Accordingly, the drill included defensive tactics and “preparations to conquer the Upper Galilee.” The paper added that some 2,000 elite Hezbollah fighters were to continue training in Iran to carry out these missions.
While Hamas may seek to coordinate its assault with incursions along Israel’s other borders, the likelihood of its mini-invasion scenario must be assessed independently as well. In particular, other newly discovered Hamas tunnels reaching into Israel and those which may still lie hidden, suggest the organization is executing a comprehensive doctrine of underground warfare. Hamas is fully invested in preparations for a multi-pronged attack which apparently envisions activation of numerous tunnels simultaneously just ahead of, or in conjunction with the main assault.
As Yahya al-Sinwar – a Hamas political bureau member and co-founder of the Izz ad-Din al-Qassam Brigades, the group's military wing – observed in 2011, Hamas’s power afforded it a lot of options. Israel should know that the military equation had dramatically shifted in favor of the Palestinians and that Hamas should make plans consistent with this change to enshrine the new principle: “Today, we are the ones who invade the Israelis. They do not invade us,” he declared.
Even if claims by other Hamas officials, like Moussa Abu Marzouk, deputy head of the organization’s political bureau, are accurate that “the tunnel which...was extremely costly in terms of money, effort and blood” was actually meant for “freeing our heroic prisoners [held by Israel],” it should not be taken to mean a replay of the 2006 kidnapping of lone IDF soldier Gilad Shalit.
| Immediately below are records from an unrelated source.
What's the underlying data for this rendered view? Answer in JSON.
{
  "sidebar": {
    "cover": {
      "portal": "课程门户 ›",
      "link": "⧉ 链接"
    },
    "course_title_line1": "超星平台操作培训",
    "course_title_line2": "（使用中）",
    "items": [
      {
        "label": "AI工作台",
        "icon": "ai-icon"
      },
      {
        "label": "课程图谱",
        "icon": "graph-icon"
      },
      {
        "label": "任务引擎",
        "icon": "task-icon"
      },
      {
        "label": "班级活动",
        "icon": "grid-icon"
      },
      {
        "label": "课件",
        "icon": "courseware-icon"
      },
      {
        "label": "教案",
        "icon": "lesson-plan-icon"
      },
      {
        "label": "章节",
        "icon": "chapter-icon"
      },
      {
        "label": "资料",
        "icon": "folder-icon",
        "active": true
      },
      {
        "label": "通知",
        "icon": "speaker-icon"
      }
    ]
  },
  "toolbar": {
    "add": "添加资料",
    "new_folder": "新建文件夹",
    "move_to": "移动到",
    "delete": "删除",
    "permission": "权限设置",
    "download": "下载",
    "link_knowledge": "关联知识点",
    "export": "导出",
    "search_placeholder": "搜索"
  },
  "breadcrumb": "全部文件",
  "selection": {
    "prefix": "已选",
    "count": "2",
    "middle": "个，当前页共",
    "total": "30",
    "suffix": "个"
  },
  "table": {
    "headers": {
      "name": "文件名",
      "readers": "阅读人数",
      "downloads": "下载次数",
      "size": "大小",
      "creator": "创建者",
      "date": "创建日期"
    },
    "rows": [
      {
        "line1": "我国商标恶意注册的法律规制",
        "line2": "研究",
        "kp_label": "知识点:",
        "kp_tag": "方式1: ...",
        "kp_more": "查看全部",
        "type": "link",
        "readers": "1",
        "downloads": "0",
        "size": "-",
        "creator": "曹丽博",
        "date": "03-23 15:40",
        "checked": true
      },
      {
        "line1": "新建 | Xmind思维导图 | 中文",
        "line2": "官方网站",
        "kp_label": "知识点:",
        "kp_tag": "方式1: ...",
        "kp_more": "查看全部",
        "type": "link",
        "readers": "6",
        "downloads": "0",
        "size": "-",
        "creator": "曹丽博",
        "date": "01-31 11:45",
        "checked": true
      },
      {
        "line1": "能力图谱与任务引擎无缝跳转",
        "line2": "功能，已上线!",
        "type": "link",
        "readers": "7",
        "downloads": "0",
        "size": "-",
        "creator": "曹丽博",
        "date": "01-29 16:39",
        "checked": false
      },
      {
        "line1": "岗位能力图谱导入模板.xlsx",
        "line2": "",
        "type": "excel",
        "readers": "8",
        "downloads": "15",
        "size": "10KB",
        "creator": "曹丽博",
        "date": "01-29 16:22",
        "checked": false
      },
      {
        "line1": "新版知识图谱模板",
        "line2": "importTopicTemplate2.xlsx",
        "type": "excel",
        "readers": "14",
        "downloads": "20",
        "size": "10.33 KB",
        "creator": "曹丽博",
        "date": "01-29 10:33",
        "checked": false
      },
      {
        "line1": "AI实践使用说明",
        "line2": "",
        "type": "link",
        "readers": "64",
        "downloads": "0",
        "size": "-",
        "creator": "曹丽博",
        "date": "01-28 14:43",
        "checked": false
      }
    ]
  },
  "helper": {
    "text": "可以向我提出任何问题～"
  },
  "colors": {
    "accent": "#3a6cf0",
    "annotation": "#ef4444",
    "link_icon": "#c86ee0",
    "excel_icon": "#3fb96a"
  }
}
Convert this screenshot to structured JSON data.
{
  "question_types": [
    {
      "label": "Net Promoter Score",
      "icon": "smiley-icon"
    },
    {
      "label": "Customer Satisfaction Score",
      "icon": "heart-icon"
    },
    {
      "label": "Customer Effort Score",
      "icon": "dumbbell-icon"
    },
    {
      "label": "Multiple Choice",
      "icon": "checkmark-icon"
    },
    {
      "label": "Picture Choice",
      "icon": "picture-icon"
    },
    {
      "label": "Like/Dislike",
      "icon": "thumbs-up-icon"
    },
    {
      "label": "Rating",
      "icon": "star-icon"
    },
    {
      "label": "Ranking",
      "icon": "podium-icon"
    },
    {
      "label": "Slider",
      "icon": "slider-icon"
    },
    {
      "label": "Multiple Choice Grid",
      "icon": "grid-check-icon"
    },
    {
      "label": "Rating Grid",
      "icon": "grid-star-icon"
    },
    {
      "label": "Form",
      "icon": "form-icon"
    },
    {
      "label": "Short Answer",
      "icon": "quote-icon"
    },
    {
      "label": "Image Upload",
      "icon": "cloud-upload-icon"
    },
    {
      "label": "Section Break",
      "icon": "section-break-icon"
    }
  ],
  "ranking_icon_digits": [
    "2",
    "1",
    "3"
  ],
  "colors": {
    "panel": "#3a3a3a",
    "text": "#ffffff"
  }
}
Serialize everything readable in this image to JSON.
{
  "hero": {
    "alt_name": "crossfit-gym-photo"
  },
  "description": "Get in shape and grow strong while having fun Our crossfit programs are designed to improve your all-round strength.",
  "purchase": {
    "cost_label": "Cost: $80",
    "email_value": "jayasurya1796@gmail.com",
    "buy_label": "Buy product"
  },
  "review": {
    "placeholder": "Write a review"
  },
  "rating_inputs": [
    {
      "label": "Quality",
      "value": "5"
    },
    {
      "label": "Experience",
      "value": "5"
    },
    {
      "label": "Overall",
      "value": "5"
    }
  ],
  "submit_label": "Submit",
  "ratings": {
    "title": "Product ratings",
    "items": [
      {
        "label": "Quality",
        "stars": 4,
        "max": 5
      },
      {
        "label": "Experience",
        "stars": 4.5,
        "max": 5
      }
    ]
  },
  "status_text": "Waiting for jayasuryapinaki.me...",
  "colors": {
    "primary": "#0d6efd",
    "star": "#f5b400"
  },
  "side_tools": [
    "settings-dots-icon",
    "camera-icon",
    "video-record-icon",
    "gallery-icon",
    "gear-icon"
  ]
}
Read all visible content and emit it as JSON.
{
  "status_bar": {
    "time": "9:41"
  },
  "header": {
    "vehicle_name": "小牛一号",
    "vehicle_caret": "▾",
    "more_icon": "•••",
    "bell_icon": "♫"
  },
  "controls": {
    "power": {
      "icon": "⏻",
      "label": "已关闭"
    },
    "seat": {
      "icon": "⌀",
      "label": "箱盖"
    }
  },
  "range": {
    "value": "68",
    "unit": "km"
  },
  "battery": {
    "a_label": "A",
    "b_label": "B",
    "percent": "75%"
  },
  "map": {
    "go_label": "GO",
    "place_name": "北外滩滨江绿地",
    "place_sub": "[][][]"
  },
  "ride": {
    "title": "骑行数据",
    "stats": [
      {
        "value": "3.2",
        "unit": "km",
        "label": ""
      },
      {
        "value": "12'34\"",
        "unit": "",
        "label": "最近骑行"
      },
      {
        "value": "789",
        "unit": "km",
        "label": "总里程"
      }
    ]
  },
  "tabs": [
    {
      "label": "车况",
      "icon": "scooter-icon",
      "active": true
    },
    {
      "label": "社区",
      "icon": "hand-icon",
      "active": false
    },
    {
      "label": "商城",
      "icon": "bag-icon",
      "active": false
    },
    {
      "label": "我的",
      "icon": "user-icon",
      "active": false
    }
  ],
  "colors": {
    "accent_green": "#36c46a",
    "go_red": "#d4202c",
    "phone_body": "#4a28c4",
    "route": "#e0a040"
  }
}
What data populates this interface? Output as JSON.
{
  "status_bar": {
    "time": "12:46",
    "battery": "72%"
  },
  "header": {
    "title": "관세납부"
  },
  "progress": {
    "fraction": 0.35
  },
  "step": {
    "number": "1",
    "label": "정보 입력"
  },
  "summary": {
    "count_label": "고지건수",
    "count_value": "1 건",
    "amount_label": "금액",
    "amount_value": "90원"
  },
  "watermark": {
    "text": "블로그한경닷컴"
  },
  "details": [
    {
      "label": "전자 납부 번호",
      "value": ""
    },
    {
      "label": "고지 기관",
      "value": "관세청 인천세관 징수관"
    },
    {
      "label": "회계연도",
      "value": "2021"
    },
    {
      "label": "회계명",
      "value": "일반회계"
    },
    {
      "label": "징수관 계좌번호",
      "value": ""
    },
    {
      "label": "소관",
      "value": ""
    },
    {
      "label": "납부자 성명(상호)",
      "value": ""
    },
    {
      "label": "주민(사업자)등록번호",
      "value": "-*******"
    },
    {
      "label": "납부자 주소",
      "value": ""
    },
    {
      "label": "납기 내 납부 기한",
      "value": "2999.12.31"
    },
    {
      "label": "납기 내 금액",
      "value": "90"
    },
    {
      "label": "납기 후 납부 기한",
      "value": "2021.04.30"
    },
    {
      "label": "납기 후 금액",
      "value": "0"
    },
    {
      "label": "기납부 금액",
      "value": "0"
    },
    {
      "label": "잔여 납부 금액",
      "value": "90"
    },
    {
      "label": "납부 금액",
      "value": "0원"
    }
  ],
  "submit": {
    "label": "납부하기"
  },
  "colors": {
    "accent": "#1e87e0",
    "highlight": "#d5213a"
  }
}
Rather, Hamas likely aims for a mega-kidnapping attack which could be launched separately or as the second phase of the “mini-invasion” scenario.
In the latter case, after inflicting countless civilian and/or military casualties and raising its flag over “occupied Palestine” the invading force would withdraw through its tunnel taking along scores of abducted Israelis. Either way, Hamas would seek to avoid protracted negotiations or partial deals. The mass kidnapping would aim instead to force a quick and humiliating Israeli capitulation and the release of all Palestinian terrorists held in its prisons.
Israel’s reaction to the exposure of Hamas’ offensive preparations was surprisingly low-key. Some defense officials even hurried to reassure the public that the “unprecedented” tunnel did not mean Hamas was interested in a confrontation “at this stage.” It appears that regional and global diplomatic considerations had ruled out a punitive military response. However, Jerusalem’s restraint undermines the credibility of Prime Minister Binyamin Netanyahu’s pledge — aimed to deter Iran’s nuclear march — that, when it comes to dealing with developing threats to its security, Israel will act even if it “stand[s] alone.”The writer is the author of The Continuing Storm: Iraq, Poisonous Weapons and Deterrence.